G20 finance ministers meeting in Venice are set to give the green light to a deal on global tax reform to ensure that multinational companies are taxed more fairly on their profits.
Ministers and central bankers for the world’s 19 biggest economies plus the EU are expected to reach agreement on taxing global companies a minimum of 15 percent on their profits.
"Today, we see that all the countries that are coming together here will support this international process in finding a way to a minimum taxation," German Finance Minister Olaf Scholz said on Saturday on the sidelines of the meeting in Venice.
On 1 July, 131 countries reached agreement in principle on the idea when they signed a reform crafted at the OECD.
EU countries Estonia, Hungary and Ireland are among the nations still resisting.
US Treasury Secretary, Janet Yellen, said that Washington would seek to address the concerns from some reluctant countries. "It's not essential that every country be on board," she added.
"This agreement contains a kind of enforcement mechanism that can be used to make sure that countries that are holdouts are not able to undermine — to use tax havens that undermine the operation of this global agreement," she said.
Some other countries, including major sales-markets for multinationals such as the US and France, are pushing for a higher minimum rate than 15 per cent.

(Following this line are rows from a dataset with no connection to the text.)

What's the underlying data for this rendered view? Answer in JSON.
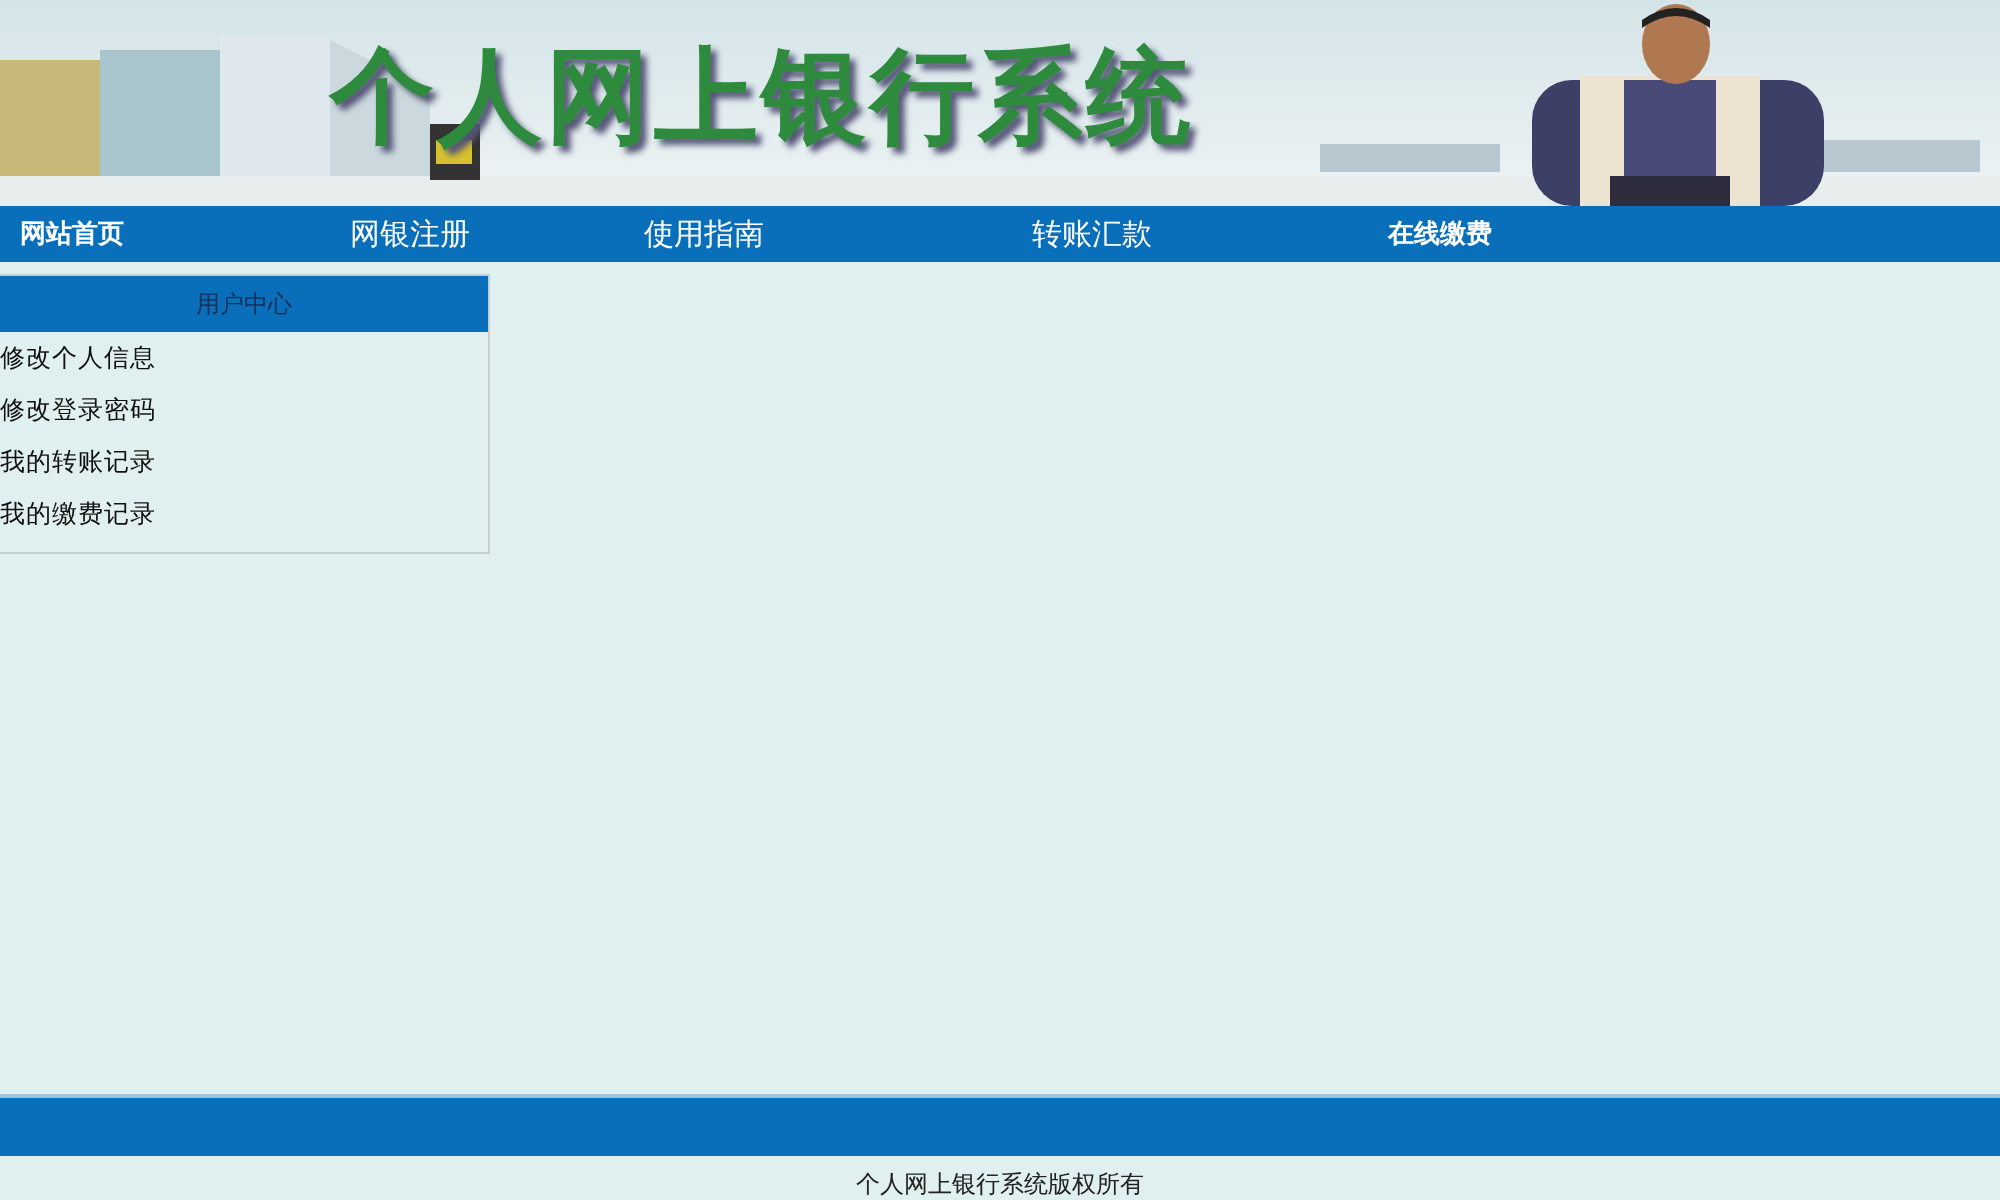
{
  "banner": {
    "title": "个人网上银行系统"
  },
  "nav": [
    {
      "label": "网站首页",
      "bold": true
    },
    {
      "label": "网银注册",
      "bold": false
    },
    {
      "label": "使用指南",
      "bold": false
    },
    {
      "label": "转账汇款",
      "bold": false
    },
    {
      "label": "在线缴费",
      "bold": true
    }
  ],
  "sidebar": {
    "title": "用户中心",
    "items": [
      "修改个人信息",
      "修改登录密码",
      "我的转账记录",
      "我的缴费记录"
    ]
  },
  "footer": {
    "text": "个人网上银行系统版权所有"
  }
}
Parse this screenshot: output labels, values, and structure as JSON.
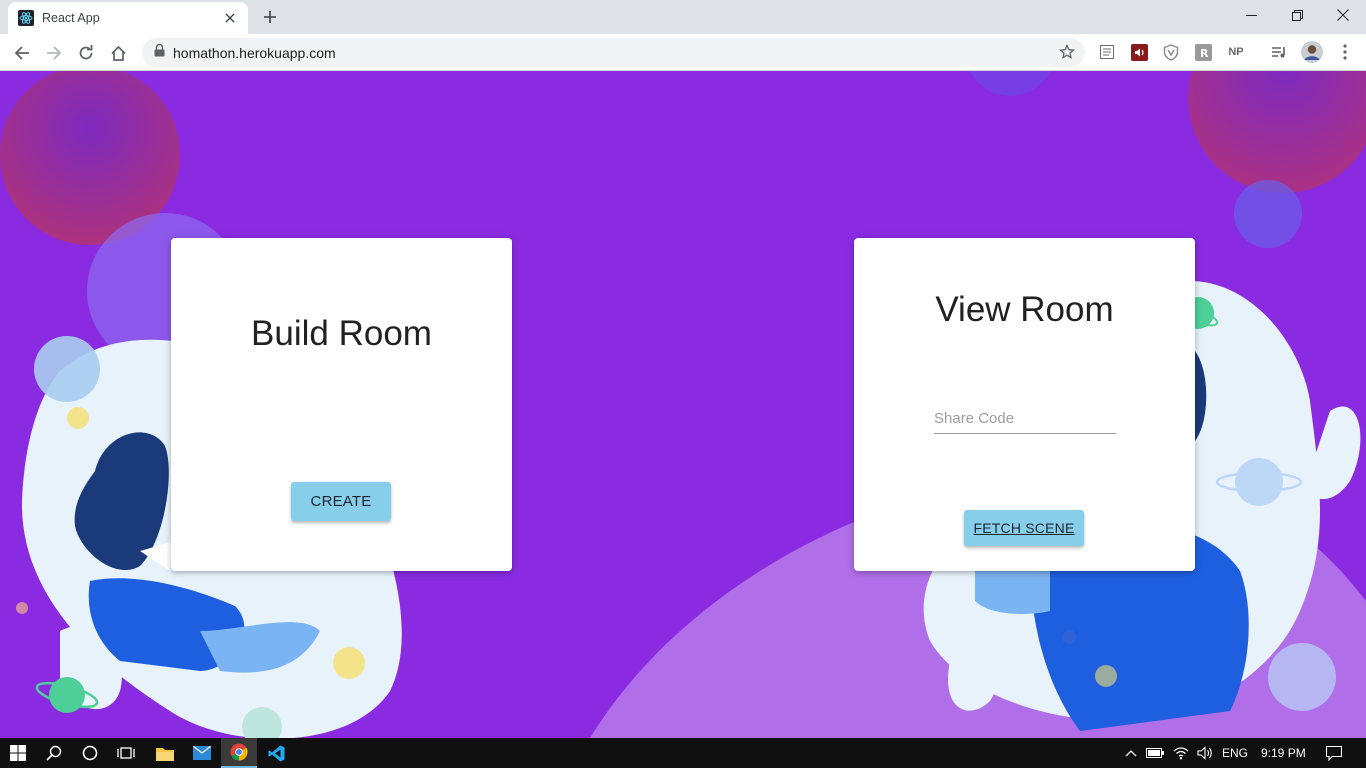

The aim is to end tax havens and stop global companies benefiting as countries compete to offer low tax rates.
However, beyond the minimum rate agreed, countries would still be able to choose different rates of tax to attract businesses.
The 15 percent minimum rate would affect fewer than 10,000 multinational companies: those with an annual turnover of more than €750m.
Tax where profits made
The minimum rate is one of two pillars of global tax reform.
The other is a plan to tax companies where they make their profits rather than simply where they are headquartered.
Digital giants such as Google, Amazon, Facebook and Apple, that have made huge profits especially during the pandemic, pay most of their taxes in the countries where they are headquartered.
The EU also plans to announce its own digital tax later this month to help finance its 750 billion euro post-virus recovery plan, although Washington claims such taxes are a form of discrimination against US technology giants.
France has a law which imposes a 3 percent revenue tax on digital companies with global revenues above 750 million euros and above 25 million euros in France.
The G20 ministers are also expected to support an International Monetary Fund initiative to increase aid to the most vulnerable countries through the allocation of $650 billion of special drawing rights that would provide poorer countries with extra liquidity.
IMF chief, Kristalina Georgieva, warned this week of a deepening divergence between rich and poor nations. She said the pandemic and resulting economic damage had dealt a devastating double-blow to the poorest nations.
Final agreement on the minimum rate is not expected until the run-up to the G20 leaders’ summit in Rome in October.